While Stanford does attempt to discourage procedures that create temptations to violate the Honor Code, such as closed-book take-home exams or take-home exams subject to additional time constraints, University guidelines on the subject notably fail to address the issue of prohibiting collaboration among students on take-home exams, allegedly a gray area among Harvard students. Unlike Stanford, Harvard has no student Honor Code.

“Stanford faculty can and often do prohibit collaboration on take-home examinations,” wrote Associate Dean of Student Life Morris Graves in an email to The Daily.

Graves noted that the Honor Code encourages Stanford faculty to notify students of appropriate guidelines and policies prior to the submission of such assignments, thus hopefully diminishing the risk of student confusion.

Student advisors also emphasized the central role of the Honor Code in promoting adherence to academic expectations and disputed the immediate significance of the Harvard incident to Stanford.

“The Harvard scandal hasn’t affected the way in which Academic Directors advise students,” wrote Kirsti Copeland, director of residentially-based advising, in an email to The Daily. “Academic Directors have, for the last few years, made a point of referring to the Honor Code in their opening address to freshmen– this year was no exception.”

“Advisors also refer to the Honor Code when discussing study groups and collaborative work and the appropriate limits on both of those,” Copeland added.

Harvard students accused of cheating could be suspended for a year if found guilty, and some students under investigation have threatened legal action against the University for alleged misconduct in the University’s review of the charges.

A similar offense at Stanford would result in a standard sanction of a quarter’s suspension and 40 hours of community service, though Graves noted that judicial panels retain discretion to issue different punishments based on circumstances.

An investigation on the scale of the one undertaken at Harvard would also likely dwarf any other in Stanford’s history– and possibly the resources of the Office of Community Standards– though Graves insisted that due process would still be observed in any such incident.

“The core elements of our process are the same regardless of the number of responding students,” Graves said, asserting that accused students would retain all rights guaranteed by the 1997 Student Judicial Charter. “Each student’s case would be considered on its individual merits.”

Copeland emphasized that the University’s advising system extends to issues such as cheating, noting that many such incidents result from student stress or excessively burdensome course loads.

“Some students need to talk about a judicial suspension in relationship to how it affects their course planning or they want someone outside of Judicial Affairs to demystify what they can expect to happen,” Copeland said.

As Harvard’s investigation of the scandal continues, Stanford administrators framed the incident as a means of increasing student awareness of the Honor Code’s obligations.
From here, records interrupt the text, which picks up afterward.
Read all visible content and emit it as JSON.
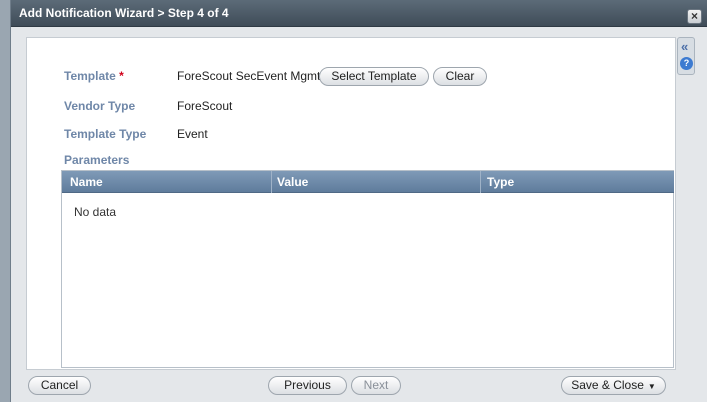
{
  "dialog": {
    "title": "Add Notification Wizard > Step 4 of 4",
    "close_label": "×"
  },
  "side_panel": {
    "collapse_glyph": "«",
    "help_glyph": "?"
  },
  "form": {
    "template_label": "Template",
    "required_marker": "*",
    "template_value": "ForeScout SecEvent Mgmt",
    "select_template_label": "Select Template",
    "clear_label": "Clear",
    "vendor_type_label": "Vendor Type",
    "vendor_type_value": "ForeScout",
    "template_type_label": "Template Type",
    "template_type_value": "Event",
    "parameters_label": "Parameters"
  },
  "grid": {
    "columns": [
      "Name",
      "Value",
      "Type"
    ],
    "rows": [],
    "empty_text": "No data"
  },
  "footer": {
    "cancel_label": "Cancel",
    "previous_label": "Previous",
    "next_label": "Next",
    "save_close_label": "Save & Close",
    "save_close_caret": "▼"
  }
}
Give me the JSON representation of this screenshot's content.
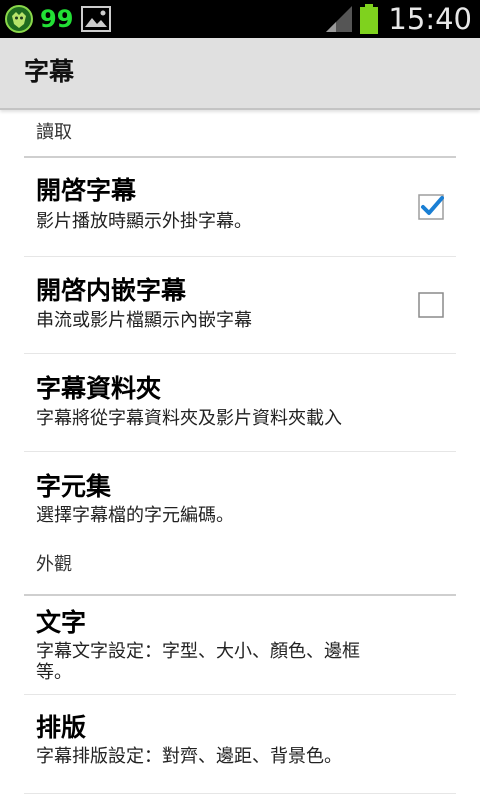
{
  "status_bar": {
    "battery_percent": "99",
    "time": "15:40",
    "icons": [
      "lion-app-icon",
      "gallery-icon",
      "signal-icon",
      "battery-icon"
    ],
    "colors": {
      "battery_text": "#22e035",
      "battery_fill": "#7fd21e"
    }
  },
  "action_bar": {
    "title": "字幕"
  },
  "categories": [
    {
      "label": "讀取"
    },
    {
      "label": "外觀"
    }
  ],
  "items": [
    {
      "title": "開啓字幕",
      "summary": "影片播放時顯示外掛字幕。",
      "checkbox": true,
      "checked": true
    },
    {
      "title": "開啓内嵌字幕",
      "summary": "串流或影片檔顯示內嵌字幕",
      "checkbox": true,
      "checked": false
    },
    {
      "title": "字幕資料夾",
      "summary": "字幕將從字幕資料夾及影片資料夾載入"
    },
    {
      "title": "字元集",
      "summary": "選擇字幕檔的字元編碼。"
    },
    {
      "title": "文字",
      "summary_line1": "字幕文字設定：字型、大小、顏色、邊框",
      "summary_line2": "等。"
    },
    {
      "title": "排版",
      "summary": "字幕排版設定：對齊、邊距、背景色。"
    }
  ],
  "accent_color": "#1a7fd4"
}
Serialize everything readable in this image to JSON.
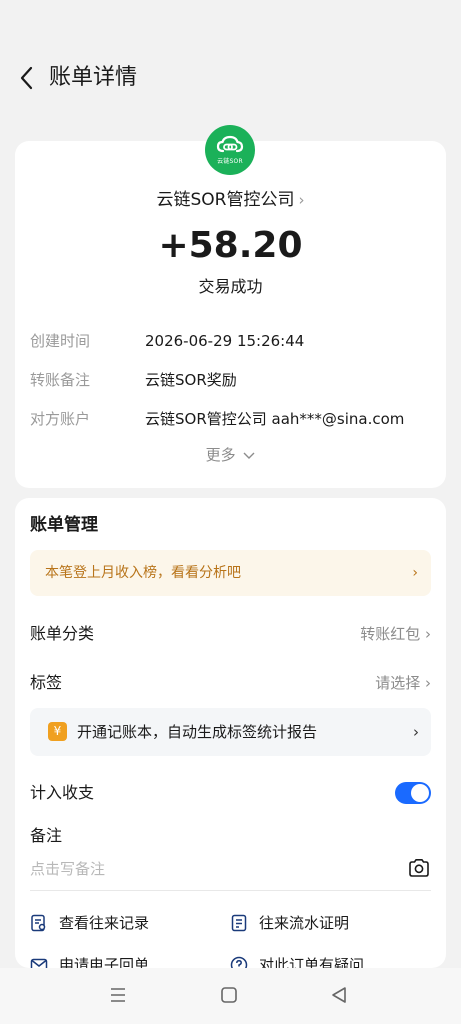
{
  "header": {
    "title": "账单详情"
  },
  "summary": {
    "logo_text": "云链SOR",
    "payee": "云链SOR管控公司",
    "amount": "+58.20",
    "status": "交易成功"
  },
  "details": [
    {
      "label": "创建时间",
      "value": "2026-06-29 15:26:44"
    },
    {
      "label": "转账备注",
      "value": "云链SOR奖励"
    },
    {
      "label": "对方账户",
      "value": "云链SOR管控公司 aah***@sina.com"
    }
  ],
  "more_label": "更多",
  "management": {
    "title": "账单管理",
    "banner_text": "本笔登上月收入榜，看看分析吧",
    "category_label": "账单分类",
    "category_value": "转账红包",
    "tag_label": "标签",
    "tag_value": "请选择",
    "promo_icon": "¥",
    "promo_text": "开通记账本，自动生成标签统计报告",
    "include_label": "计入收支",
    "include_enabled": true,
    "note_label": "备注",
    "note_placeholder": "点击写备注"
  },
  "links": {
    "history": "查看往来记录",
    "statement": "往来流水证明",
    "receipt": "申请电子回单",
    "question": "对此订单有疑问"
  },
  "colors": {
    "accent": "#1a6aff",
    "logo_green": "#1bb159",
    "banner_text": "#b8741a",
    "banner_bg": "#fcf6ea"
  }
}
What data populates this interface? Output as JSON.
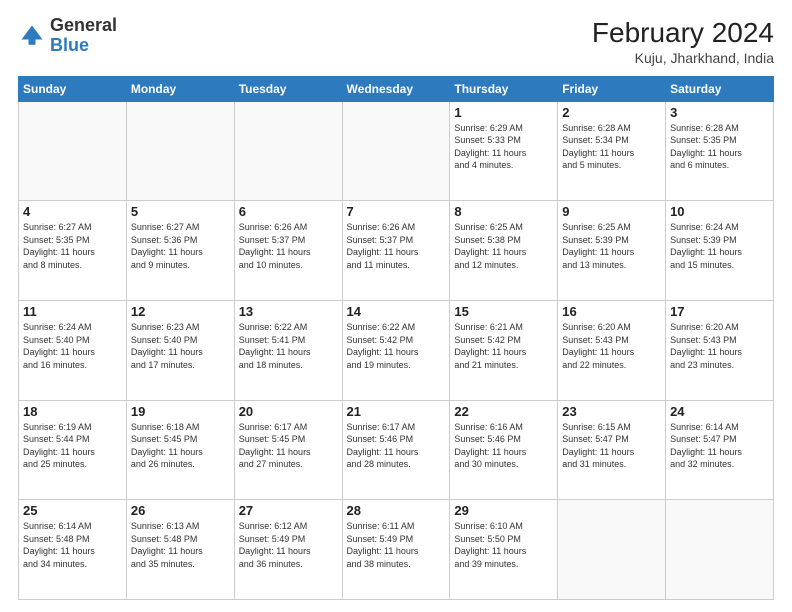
{
  "logo": {
    "general": "General",
    "blue": "Blue"
  },
  "header": {
    "month": "February 2024",
    "location": "Kuju, Jharkhand, India"
  },
  "weekdays": [
    "Sunday",
    "Monday",
    "Tuesday",
    "Wednesday",
    "Thursday",
    "Friday",
    "Saturday"
  ],
  "weeks": [
    [
      {
        "day": "",
        "info": ""
      },
      {
        "day": "",
        "info": ""
      },
      {
        "day": "",
        "info": ""
      },
      {
        "day": "",
        "info": ""
      },
      {
        "day": "1",
        "info": "Sunrise: 6:29 AM\nSunset: 5:33 PM\nDaylight: 11 hours\nand 4 minutes."
      },
      {
        "day": "2",
        "info": "Sunrise: 6:28 AM\nSunset: 5:34 PM\nDaylight: 11 hours\nand 5 minutes."
      },
      {
        "day": "3",
        "info": "Sunrise: 6:28 AM\nSunset: 5:35 PM\nDaylight: 11 hours\nand 6 minutes."
      }
    ],
    [
      {
        "day": "4",
        "info": "Sunrise: 6:27 AM\nSunset: 5:35 PM\nDaylight: 11 hours\nand 8 minutes."
      },
      {
        "day": "5",
        "info": "Sunrise: 6:27 AM\nSunset: 5:36 PM\nDaylight: 11 hours\nand 9 minutes."
      },
      {
        "day": "6",
        "info": "Sunrise: 6:26 AM\nSunset: 5:37 PM\nDaylight: 11 hours\nand 10 minutes."
      },
      {
        "day": "7",
        "info": "Sunrise: 6:26 AM\nSunset: 5:37 PM\nDaylight: 11 hours\nand 11 minutes."
      },
      {
        "day": "8",
        "info": "Sunrise: 6:25 AM\nSunset: 5:38 PM\nDaylight: 11 hours\nand 12 minutes."
      },
      {
        "day": "9",
        "info": "Sunrise: 6:25 AM\nSunset: 5:39 PM\nDaylight: 11 hours\nand 13 minutes."
      },
      {
        "day": "10",
        "info": "Sunrise: 6:24 AM\nSunset: 5:39 PM\nDaylight: 11 hours\nand 15 minutes."
      }
    ],
    [
      {
        "day": "11",
        "info": "Sunrise: 6:24 AM\nSunset: 5:40 PM\nDaylight: 11 hours\nand 16 minutes."
      },
      {
        "day": "12",
        "info": "Sunrise: 6:23 AM\nSunset: 5:40 PM\nDaylight: 11 hours\nand 17 minutes."
      },
      {
        "day": "13",
        "info": "Sunrise: 6:22 AM\nSunset: 5:41 PM\nDaylight: 11 hours\nand 18 minutes."
      },
      {
        "day": "14",
        "info": "Sunrise: 6:22 AM\nSunset: 5:42 PM\nDaylight: 11 hours\nand 19 minutes."
      },
      {
        "day": "15",
        "info": "Sunrise: 6:21 AM\nSunset: 5:42 PM\nDaylight: 11 hours\nand 21 minutes."
      },
      {
        "day": "16",
        "info": "Sunrise: 6:20 AM\nSunset: 5:43 PM\nDaylight: 11 hours\nand 22 minutes."
      },
      {
        "day": "17",
        "info": "Sunrise: 6:20 AM\nSunset: 5:43 PM\nDaylight: 11 hours\nand 23 minutes."
      }
    ],
    [
      {
        "day": "18",
        "info": "Sunrise: 6:19 AM\nSunset: 5:44 PM\nDaylight: 11 hours\nand 25 minutes."
      },
      {
        "day": "19",
        "info": "Sunrise: 6:18 AM\nSunset: 5:45 PM\nDaylight: 11 hours\nand 26 minutes."
      },
      {
        "day": "20",
        "info": "Sunrise: 6:17 AM\nSunset: 5:45 PM\nDaylight: 11 hours\nand 27 minutes."
      },
      {
        "day": "21",
        "info": "Sunrise: 6:17 AM\nSunset: 5:46 PM\nDaylight: 11 hours\nand 28 minutes."
      },
      {
        "day": "22",
        "info": "Sunrise: 6:16 AM\nSunset: 5:46 PM\nDaylight: 11 hours\nand 30 minutes."
      },
      {
        "day": "23",
        "info": "Sunrise: 6:15 AM\nSunset: 5:47 PM\nDaylight: 11 hours\nand 31 minutes."
      },
      {
        "day": "24",
        "info": "Sunrise: 6:14 AM\nSunset: 5:47 PM\nDaylight: 11 hours\nand 32 minutes."
      }
    ],
    [
      {
        "day": "25",
        "info": "Sunrise: 6:14 AM\nSunset: 5:48 PM\nDaylight: 11 hours\nand 34 minutes."
      },
      {
        "day": "26",
        "info": "Sunrise: 6:13 AM\nSunset: 5:48 PM\nDaylight: 11 hours\nand 35 minutes."
      },
      {
        "day": "27",
        "info": "Sunrise: 6:12 AM\nSunset: 5:49 PM\nDaylight: 11 hours\nand 36 minutes."
      },
      {
        "day": "28",
        "info": "Sunrise: 6:11 AM\nSunset: 5:49 PM\nDaylight: 11 hours\nand 38 minutes."
      },
      {
        "day": "29",
        "info": "Sunrise: 6:10 AM\nSunset: 5:50 PM\nDaylight: 11 hours\nand 39 minutes."
      },
      {
        "day": "",
        "info": ""
      },
      {
        "day": "",
        "info": ""
      }
    ]
  ]
}
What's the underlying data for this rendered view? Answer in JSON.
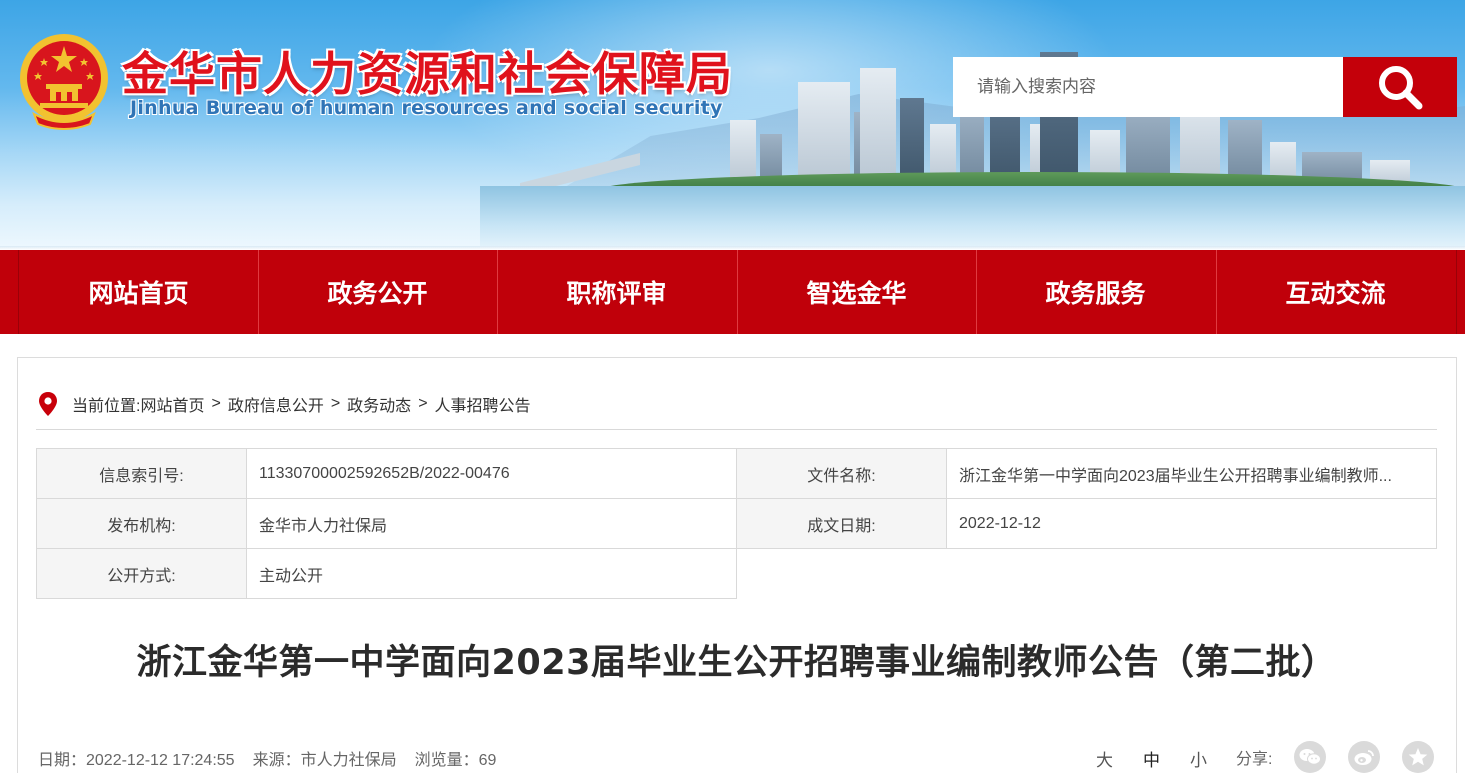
{
  "header": {
    "title_cn": "金华市人力资源和社会保障局",
    "title_en": "Jinhua Bureau of human resources and social security",
    "search": {
      "placeholder": "请输入搜索内容"
    },
    "colors": {
      "brand_red": "#c0000a",
      "title_red": "#e0121c",
      "title_blue": "#2f74b6"
    }
  },
  "nav": {
    "items": [
      {
        "label": "网站首页"
      },
      {
        "label": "政务公开"
      },
      {
        "label": "职称评审"
      },
      {
        "label": "智选金华"
      },
      {
        "label": "政务服务"
      },
      {
        "label": "互动交流"
      }
    ]
  },
  "breadcrumb": {
    "prefix": "当前位置:",
    "items": [
      "网站首页",
      "政府信息公开",
      "政务动态",
      "人事招聘公告"
    ],
    "separator": ">"
  },
  "meta": {
    "index_label": "信息索引号:",
    "index_value": "11330700002592652B/2022-00476",
    "filename_label": "文件名称:",
    "filename_value": "浙江金华第一中学面向2023届毕业生公开招聘事业编制教师...",
    "publisher_label": "发布机构:",
    "publisher_value": "金华市人力社保局",
    "date_label": "成文日期:",
    "date_value": "2022-12-12",
    "method_label": "公开方式:",
    "method_value": "主动公开"
  },
  "article": {
    "title": "浙江金华第一中学面向2023届毕业生公开招聘事业编制教师公告（第二批）",
    "date": "日期：2022-12-12 17:24:55",
    "source": "来源：市人力社保局",
    "views": "浏览量：69",
    "font_sizes": [
      "大",
      "中",
      "小"
    ],
    "share_label": "分享:",
    "share_icons": [
      "wechat-icon",
      "weibo-icon",
      "qzone-icon"
    ]
  }
}
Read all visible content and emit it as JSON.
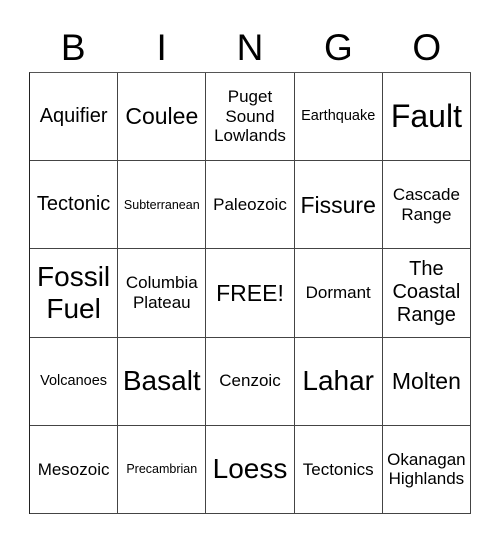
{
  "header": {
    "letters": [
      "B",
      "I",
      "N",
      "G",
      "O"
    ]
  },
  "board": {
    "cells": [
      [
        "Aquifier",
        "Coulee",
        "Puget Sound Lowlands",
        "Earthquake",
        "Fault"
      ],
      [
        "Tectonic",
        "Subterranean",
        "Paleozoic",
        "Fissure",
        "Cascade Range"
      ],
      [
        "Fossil Fuel",
        "Columbia Plateau",
        "FREE!",
        "Dormant",
        "The Coastal Range"
      ],
      [
        "Volcanoes",
        "Basalt",
        "Cenzoic",
        "Lahar",
        "Molten"
      ],
      [
        "Mesozoic",
        "Precambrian",
        "Loess",
        "Tectonics",
        "Okanagan Highlands"
      ]
    ]
  }
}
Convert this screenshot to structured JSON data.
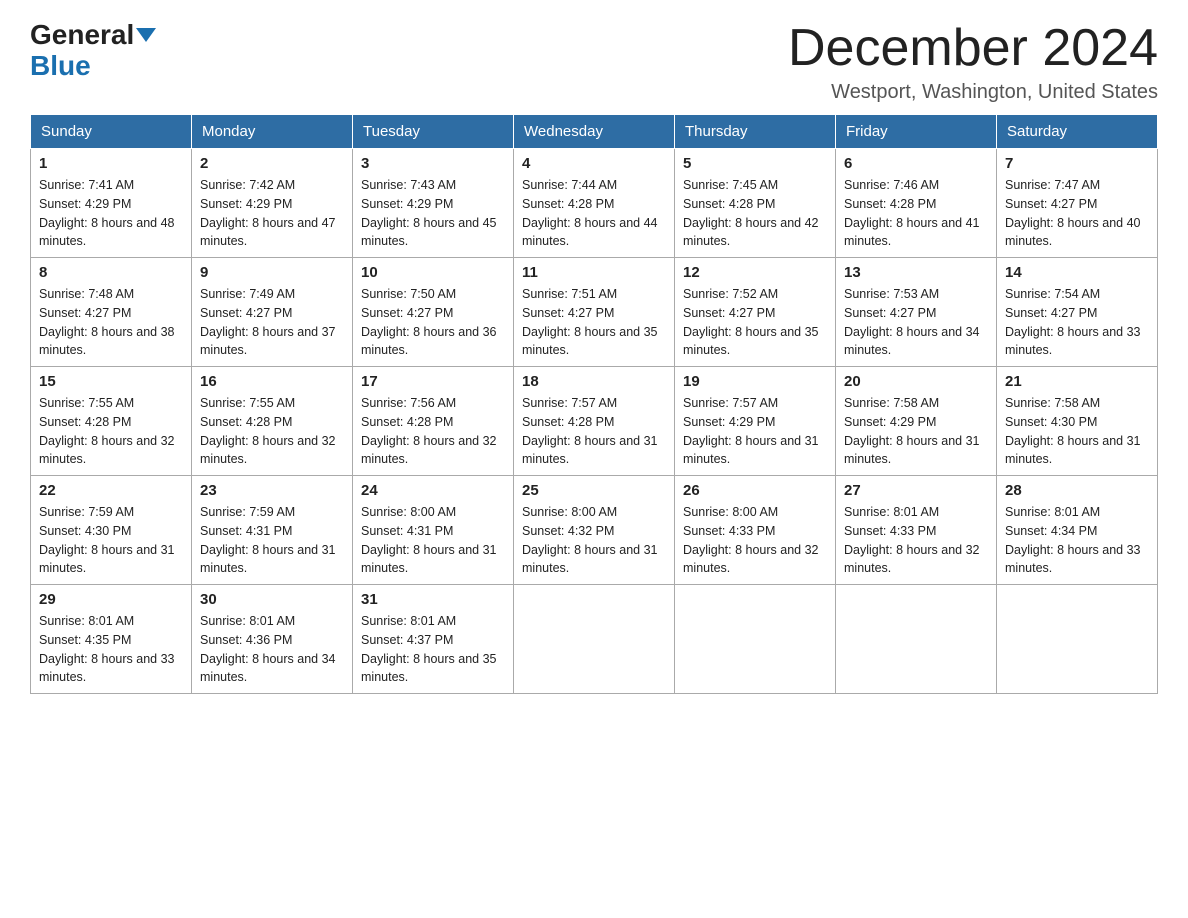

“The situation at Harvard has raised the visibility of issues pertaining to academic integrity and this is a conversation we are eager to continue,” Graves said. “We hope this will be the first of many conversations this year and beyond.”

About Marshall Watkins

Marshall Watkins is a senior staff writer at The Stanford Daily, having previously worked as the paper's executive editor and as the managing editor of news. Marshall is a junior from London majoring in Economics, and can be reached at mtwatkins "at" stanford "dot" edu.